◆ Your task ◆
Every entry below is to be copied exactly, with nothing left out.

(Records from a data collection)
◇ ◇ ◇
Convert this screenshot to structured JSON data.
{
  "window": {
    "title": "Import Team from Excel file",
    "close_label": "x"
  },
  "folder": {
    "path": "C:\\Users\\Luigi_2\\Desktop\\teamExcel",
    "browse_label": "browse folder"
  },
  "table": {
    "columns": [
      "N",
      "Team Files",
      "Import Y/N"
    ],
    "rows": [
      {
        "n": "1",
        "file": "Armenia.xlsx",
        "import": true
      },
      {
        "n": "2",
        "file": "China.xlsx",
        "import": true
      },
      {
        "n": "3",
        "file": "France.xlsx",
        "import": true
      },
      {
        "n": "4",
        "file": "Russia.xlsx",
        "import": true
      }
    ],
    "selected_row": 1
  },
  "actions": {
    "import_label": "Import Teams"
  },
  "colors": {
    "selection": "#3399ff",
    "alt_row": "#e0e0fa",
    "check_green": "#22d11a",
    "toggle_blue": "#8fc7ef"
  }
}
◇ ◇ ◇
◆ Written solution ◆
Convert this screenshot to structured JSON data.
{
  "window": {
    "title": "Import Team from Excel file",
    "close_label": "x"
  },
  "folder": {
    "path": "C:\\Users\\Luigi_2\\Desktop\\teamExcel",
    "browse_label": "browse folder"
  },
  "table": {
    "columns": [
      "N",
      "Team Files",
      "Import Y/N"
    ],
    "rows": [
      {
        "n": "1",
        "file": "Armenia.xlsx",
        "import": true
      },
      {
        "n": "2",
        "file": "China.xlsx",
        "import": true
      },
      {
        "n": "3",
        "file": "France.xlsx",
        "import": true
      },
      {
        "n": "4",
        "file": "Russia.xlsx",
        "import": true
      }
    ],
    "selected_row": 1
  },
  "actions": {
    "import_label": "Import Teams"
  },
  "colors": {
    "selection": "#3399ff",
    "alt_row": "#e0e0fa",
    "check_green": "#22d11a",
    "toggle_blue": "#8fc7ef"
  }
}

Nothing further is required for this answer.